So do I think Western culture is better than, say, some Satanism-influenced, tribal African culture? Well, I would say in many ways yes, and in others probably not. The high art of Western culture, at least, has been shaped and developed in a crucible of Christian influence. Western high art as we know it was nurtured in the Church; Romanism to be sure, but Christian theism nonetheless.

On the other hand, there are aspects of Western culture that are deplorable, especially with the influences of secularism and commercialism. There might be some aspects of tribal African culture that has escaped those influences and are therefore superior. At the end of the day, I believe that the inner culture of the Church will never sound exactly like the culture around it. Christians always have to pick and choose (and sometimes invent) the best forms for the expression of Christian sentiment. It’s just the case that in some culture that have been influenced for centuries by Christian values, there may be more from which to choose.

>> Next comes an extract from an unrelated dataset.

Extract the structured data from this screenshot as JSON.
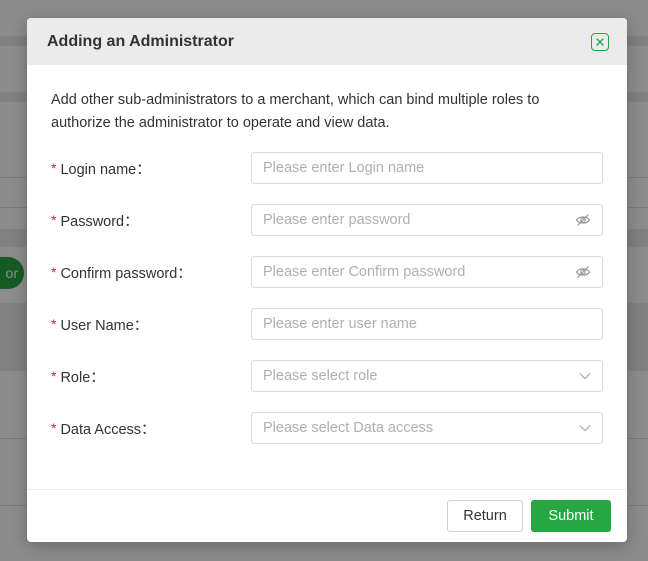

When speaking in terms of missions, I do think that probably most cultures have some folk forms of art that fit a Christian worldview. But again, if there have been absolutely no Christian influences in that culture, then there may just be none.

If I were a missionary and that were the case, I would seek to create a new, indigenous Christian culture; not transplant Western culture – that would be crazy. Western culture developed over centuries in particular circumstances with particular people in a particular development of history. Perhaps in hundreds of years, as Christianity influenced the pagan area where I was ministering, the culture would turn out to look something like Western culture, but I would never suggest simply transplanting Western art forms into another culture.

But I would probably start where Western Christian culture started in terms of church music – plain chant. Don’t think Gregorian when I say, “chant.” I’m talking pre-Gregory. The simple intoning of Scripture. That’s where Western Christian music started, and I think plain chant is almost as a-cultural as you can get musically. The tonal system is simple, built off of the naturally-occurring harmonic series, so it is natural to all humans. And because it’s chanting, the melody and rhythm follow that natural intonation and rhythm of the indigenous language. Then I would see where it went from there, remembering that Western cultured developed over a long, long time.

About Scott Aniol

Scott Aniol is the founder and Executive Director of Religious Affections Ministries. He is director of doctoral worship studies at Southwestern Baptist Theological Seminary, where he teaches courses in ministry, worship, hymnology, aesthetics, culture, and philosophy. He is the author of Worship in Song: A Biblical Approach to Music and Worship, Sound Worship: A Guide to Making Musical Choices in a Noisy World, and By the Waters of Babylon: Worship in a Post-Christian Culture, and speaks around the country in churches and conferences. He is an elder in his church in Fort Worth, TX where he resides with his wife and four children. Views posted here are his own and not necessarily those of his employer.